_Data records for software interfaces:_
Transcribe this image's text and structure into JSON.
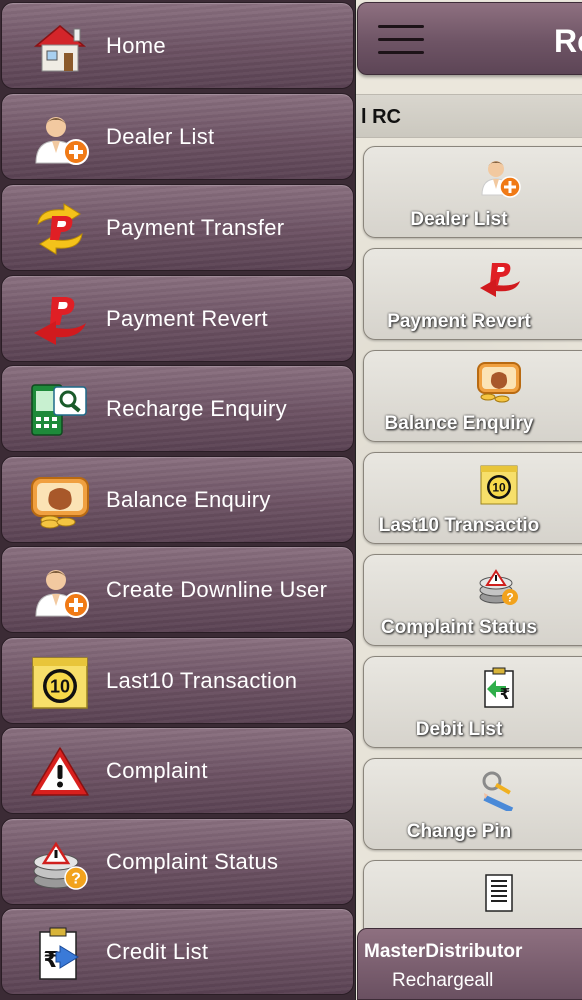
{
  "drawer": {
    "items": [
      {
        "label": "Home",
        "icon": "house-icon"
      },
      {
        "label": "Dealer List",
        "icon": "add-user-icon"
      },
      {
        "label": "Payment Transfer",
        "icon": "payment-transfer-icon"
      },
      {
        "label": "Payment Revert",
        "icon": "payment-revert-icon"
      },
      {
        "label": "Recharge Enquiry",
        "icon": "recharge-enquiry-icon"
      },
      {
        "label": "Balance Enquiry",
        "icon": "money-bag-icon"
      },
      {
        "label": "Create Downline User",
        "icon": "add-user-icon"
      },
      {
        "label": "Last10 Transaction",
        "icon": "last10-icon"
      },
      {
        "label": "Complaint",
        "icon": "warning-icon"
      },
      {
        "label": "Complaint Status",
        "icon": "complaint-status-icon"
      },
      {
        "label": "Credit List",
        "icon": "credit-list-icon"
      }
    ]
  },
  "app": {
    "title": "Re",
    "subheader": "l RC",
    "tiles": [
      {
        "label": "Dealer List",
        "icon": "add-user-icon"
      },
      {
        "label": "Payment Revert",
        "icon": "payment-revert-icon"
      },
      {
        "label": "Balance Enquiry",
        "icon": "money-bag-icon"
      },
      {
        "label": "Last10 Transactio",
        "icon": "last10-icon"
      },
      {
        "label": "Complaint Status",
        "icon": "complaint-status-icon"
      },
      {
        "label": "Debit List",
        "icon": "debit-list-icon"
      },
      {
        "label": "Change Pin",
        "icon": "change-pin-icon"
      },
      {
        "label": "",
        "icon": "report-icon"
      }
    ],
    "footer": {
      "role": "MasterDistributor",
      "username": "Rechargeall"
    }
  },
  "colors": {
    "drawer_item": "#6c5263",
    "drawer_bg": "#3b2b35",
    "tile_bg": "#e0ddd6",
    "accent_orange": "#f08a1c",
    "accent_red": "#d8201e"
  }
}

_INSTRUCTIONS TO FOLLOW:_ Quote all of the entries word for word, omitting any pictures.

_REPLY:_
Transcribe this image's text and structure into JSON.
{
  "drawer": {
    "items": [
      {
        "label": "Home",
        "icon": "house-icon"
      },
      {
        "label": "Dealer List",
        "icon": "add-user-icon"
      },
      {
        "label": "Payment Transfer",
        "icon": "payment-transfer-icon"
      },
      {
        "label": "Payment Revert",
        "icon": "payment-revert-icon"
      },
      {
        "label": "Recharge Enquiry",
        "icon": "recharge-enquiry-icon"
      },
      {
        "label": "Balance Enquiry",
        "icon": "money-bag-icon"
      },
      {
        "label": "Create Downline User",
        "icon": "add-user-icon"
      },
      {
        "label": "Last10 Transaction",
        "icon": "last10-icon"
      },
      {
        "label": "Complaint",
        "icon": "warning-icon"
      },
      {
        "label": "Complaint Status",
        "icon": "complaint-status-icon"
      },
      {
        "label": "Credit List",
        "icon": "credit-list-icon"
      }
    ]
  },
  "app": {
    "title": "Re",
    "subheader": "l RC",
    "tiles": [
      {
        "label": "Dealer List",
        "icon": "add-user-icon"
      },
      {
        "label": "Payment Revert",
        "icon": "payment-revert-icon"
      },
      {
        "label": "Balance Enquiry",
        "icon": "money-bag-icon"
      },
      {
        "label": "Last10 Transactio",
        "icon": "last10-icon"
      },
      {
        "label": "Complaint Status",
        "icon": "complaint-status-icon"
      },
      {
        "label": "Debit List",
        "icon": "debit-list-icon"
      },
      {
        "label": "Change Pin",
        "icon": "change-pin-icon"
      },
      {
        "label": "",
        "icon": "report-icon"
      }
    ],
    "footer": {
      "role": "MasterDistributor",
      "username": "Rechargeall"
    }
  },
  "colors": {
    "drawer_item": "#6c5263",
    "drawer_bg": "#3b2b35",
    "tile_bg": "#e0ddd6",
    "accent_orange": "#f08a1c",
    "accent_red": "#d8201e"
  }
}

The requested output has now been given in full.